-- RECORDS TO USE follows --
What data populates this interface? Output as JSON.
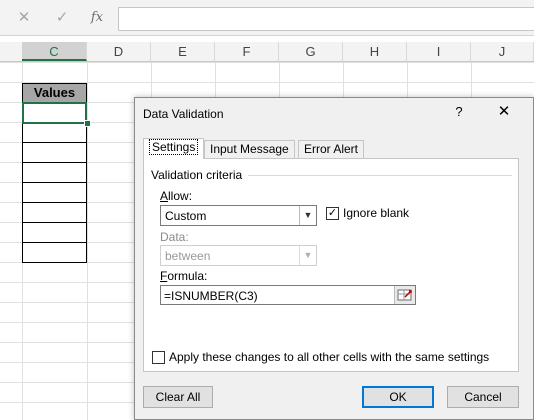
{
  "formula_bar": {
    "cancel_icon": "✕",
    "enter_icon": "✓",
    "fx_label": "fx",
    "value": ""
  },
  "grid": {
    "columns": [
      "C",
      "D",
      "E",
      "F",
      "G",
      "H",
      "I",
      "J"
    ],
    "selected_column": "C",
    "values_header": "Values"
  },
  "dialog": {
    "title": "Data Validation",
    "help": "?",
    "close": "✕",
    "tabs": [
      "Settings",
      "Input Message",
      "Error Alert"
    ],
    "active_tab": "Settings",
    "criteria_label": "Validation criteria",
    "allow_label": "Allow:",
    "allow_value": "Custom",
    "ignore_blank_label": "Ignore blank",
    "ignore_blank_checked": true,
    "data_label": "Data:",
    "data_value": "between",
    "formula_label": "Formula:",
    "formula_value": "=ISNUMBER(C3)",
    "apply_label": "Apply these changes to all other cells with the same settings",
    "apply_checked": false,
    "buttons": {
      "clear_all": "Clear All",
      "ok": "OK",
      "cancel": "Cancel"
    }
  },
  "colors": {
    "excel_green": "#217346",
    "focus_blue": "#0078d7"
  }
}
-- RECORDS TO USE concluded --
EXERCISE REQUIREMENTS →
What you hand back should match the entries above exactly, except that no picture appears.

RESPONSE BELOW →
What data populates this interface? Output as JSON.
{
  "formula_bar": {
    "cancel_icon": "✕",
    "enter_icon": "✓",
    "fx_label": "fx",
    "value": ""
  },
  "grid": {
    "columns": [
      "C",
      "D",
      "E",
      "F",
      "G",
      "H",
      "I",
      "J"
    ],
    "selected_column": "C",
    "values_header": "Values"
  },
  "dialog": {
    "title": "Data Validation",
    "help": "?",
    "close": "✕",
    "tabs": [
      "Settings",
      "Input Message",
      "Error Alert"
    ],
    "active_tab": "Settings",
    "criteria_label": "Validation criteria",
    "allow_label": "Allow:",
    "allow_value": "Custom",
    "ignore_blank_label": "Ignore blank",
    "ignore_blank_checked": true,
    "data_label": "Data:",
    "data_value": "between",
    "formula_label": "Formula:",
    "formula_value": "=ISNUMBER(C3)",
    "apply_label": "Apply these changes to all other cells with the same settings",
    "apply_checked": false,
    "buttons": {
      "clear_all": "Clear All",
      "ok": "OK",
      "cancel": "Cancel"
    }
  },
  "colors": {
    "excel_green": "#217346",
    "focus_blue": "#0078d7"
  }
}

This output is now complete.